Prof. Dr. Tariq Rahim Soomro 
Dean
College of Computer Science & Information Systems

Editor

Dr. Muhammad Mansoor Alam
 Professor and Associate Dean
 College of Computer Science & Information Systems

Associate Editors

Engr. Syed Mubashir Ali
Senior Lecturer & Course Coordinator
College of Computer Science & Information Systems

Publication Coordinator
Humaira Kanwal

Editorial Advisory Board (Internal)

Dr. Syed Irfan Hyder
Dr. S.M. Aqil Burney
Dr. Ejaz Ahmed
Dr. Mohammad Irshad Khan
Dr. Shahid Amjad
Dr. Fatima Riaz
Dr. Insia Hussain
Dr. Dr. Ehsan Rehman
Dr. Imran Majid
Dr. Khurram Iqbal
Dr. Zeeshan Shahid
Dr. Seema Ansari
Dr. Sumaira Khan

 

Editorial Advisory Board (International)
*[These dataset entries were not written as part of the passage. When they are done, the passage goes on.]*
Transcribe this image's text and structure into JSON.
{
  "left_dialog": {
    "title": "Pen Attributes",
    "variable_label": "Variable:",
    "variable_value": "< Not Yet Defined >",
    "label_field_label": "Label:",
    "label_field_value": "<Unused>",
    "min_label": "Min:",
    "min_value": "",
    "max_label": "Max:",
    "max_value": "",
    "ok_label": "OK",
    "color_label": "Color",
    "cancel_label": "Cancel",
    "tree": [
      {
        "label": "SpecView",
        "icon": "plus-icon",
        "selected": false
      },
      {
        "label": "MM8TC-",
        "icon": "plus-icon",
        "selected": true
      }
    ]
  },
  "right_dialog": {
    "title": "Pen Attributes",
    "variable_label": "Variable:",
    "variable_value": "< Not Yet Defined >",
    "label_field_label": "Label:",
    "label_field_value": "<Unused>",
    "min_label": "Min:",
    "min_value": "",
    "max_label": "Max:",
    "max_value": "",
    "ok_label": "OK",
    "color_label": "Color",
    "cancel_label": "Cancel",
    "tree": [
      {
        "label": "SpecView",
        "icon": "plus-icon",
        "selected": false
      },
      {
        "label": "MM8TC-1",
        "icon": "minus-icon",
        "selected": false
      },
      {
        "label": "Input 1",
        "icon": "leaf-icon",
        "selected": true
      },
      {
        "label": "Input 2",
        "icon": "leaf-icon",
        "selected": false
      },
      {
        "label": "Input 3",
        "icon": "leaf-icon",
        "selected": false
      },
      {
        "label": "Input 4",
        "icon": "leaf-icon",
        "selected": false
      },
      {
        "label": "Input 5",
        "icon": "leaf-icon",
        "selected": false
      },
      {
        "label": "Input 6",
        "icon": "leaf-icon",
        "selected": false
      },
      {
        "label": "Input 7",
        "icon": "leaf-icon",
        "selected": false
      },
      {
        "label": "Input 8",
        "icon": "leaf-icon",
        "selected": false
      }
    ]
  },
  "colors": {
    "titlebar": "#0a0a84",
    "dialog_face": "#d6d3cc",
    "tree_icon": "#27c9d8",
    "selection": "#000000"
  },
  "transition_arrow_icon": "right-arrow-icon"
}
Prof. Dr. Mazliham Mohd Su'ud, President, Universiti Kuala Lumpur, Malaysia
Prof. Dr. Ghassan Al-Qaimari, President, Emirates College of Technology, Abu Dhabi, UAE
Prof. Dr. Patrice Boursier, Universite de La Rochelle, La Rochelle, France
Prof. Dr. Mudassir Uddin, Professor, University of Karachi, Pakistan
Dr. Nadeem Doudpota, Associate Professor, Al-Baha University, KSA
Dr. Haithem Abdelrazaq Almefleh, Associate Professor, Yarmouk University, Yarmouk, Jordan
Dr. Saiful Islam Ansari, Assistant Professor, University of Tabuk, Saudi Arabia